This is a reference to Omar Thielemans, a 6-foot-7 wing from Belgium who signed with Arizona but announced before he played a game with the Wildcats he was transferring. Thielemans said he had a great meeting with Nevada last Friday. He could transfer as early as December, which would make him eligible halfway through next season. Barring something unforeseen, Nevada is flush out of scholarships for this season (unless a Darien Williams situation happens and a player gets dismissed from the team, opening a scholarship).
The scholarship situation doesn't rule the Wolf Pack out of the Thielemans sweepstakes. Nevada could place him at TMCC or somewhere else for the second semester of this season (or have him or somebody else walk-on in the second semester). There are ways of getting it done.
But if you're curious why I don't report on every little detail in recruiting, it's because there have literally been hundreds of little details about Nevada's 2019 recruiting class over the last several months and so far the Wolf Pack has one commitment. And even some of the Wolf Pack's commitments (Kenny Wooten, Shawntrez Davis, Arlando Cook, Shawn Smith, Sam Williams, etc.) never make it to school or play in a game. That's not to say these nuggets aren't important, and Nevada should obviously be pouring a ton of energy into recruiting as it does, but reporting on recruiting is a ton of work bearing little fruit in the end.

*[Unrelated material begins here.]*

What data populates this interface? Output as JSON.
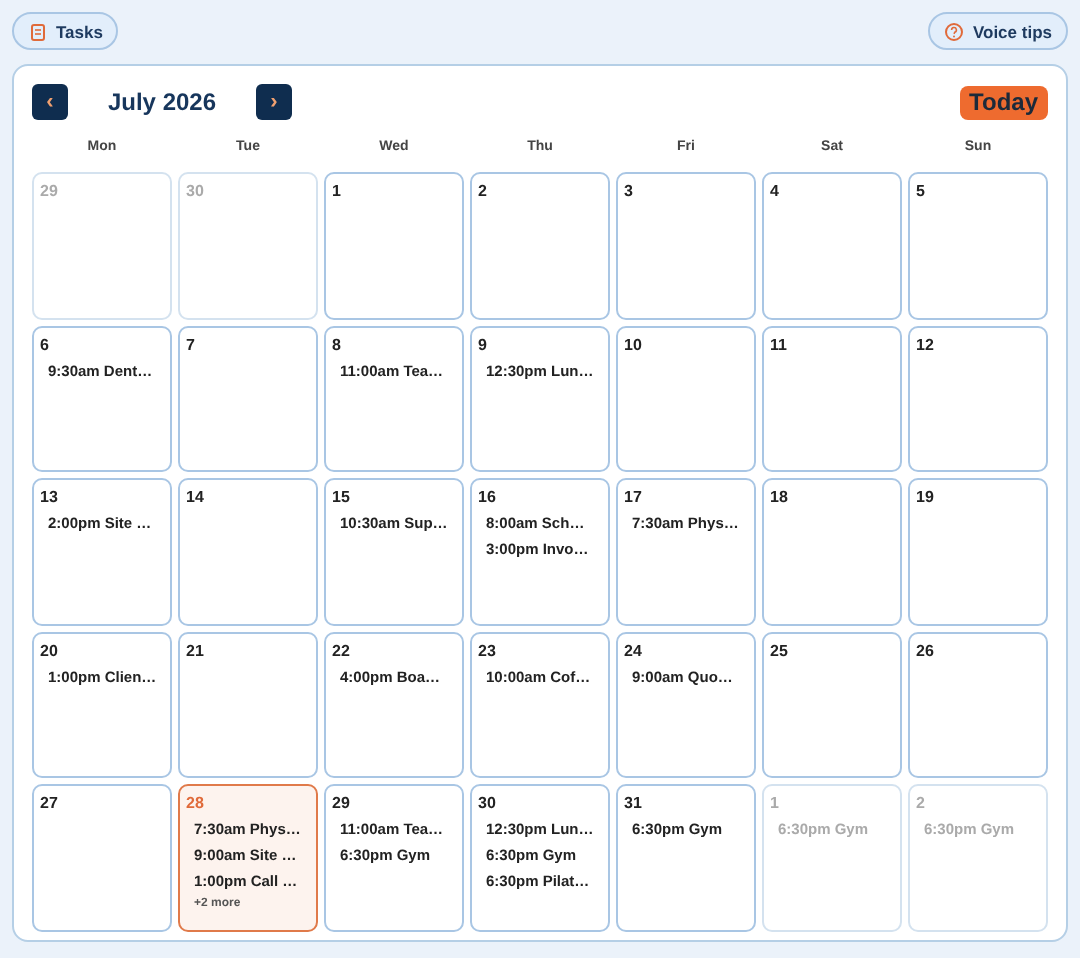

Zero percent. Nevada has already signed off on the Adidas deal. Adidas has not finalized its side of things yet.
No major donor has come along yet. Nevada's best hope is UNR president Marc Johnson giving a big concession. Johnson is wrapping up his presidency at UNR and obviously wants to leave a few legacy buildings. He's done that with a $48 million student fitness center, a $91 million engineering building, a $36 million University Arts Building and the $65 million Great Basin Hall, among other things. If he wants an athletics facility legacy building, this would be it. But, it's still a long way from reality.
Depends on whether Oregon QB Justin Herbert returns to school next season. If he does, the spread is in the 20s. If he doesn't, it could still be in the 20s. Nevada doesn't cover. Total is 75.5. Oregon wears some shade of yellow.
It died along with the dog Frisbee show and ZOOperstars.
Kevin Hart is one of the most annoying people in the world.
I prefer he ends up with the Giants.
MLB managers have a minimal impact on their teams, especially when compared to NFL and NBA head coaches. As such, I'm fine with him returning. He just has to iron out his in-game decisions, largely the bullpen management. It's not a strength, and that stuff is magnified in the playoffs.
This isn't a question, but it is indeed a very busy week in Wolf Pack land. Enjoy it!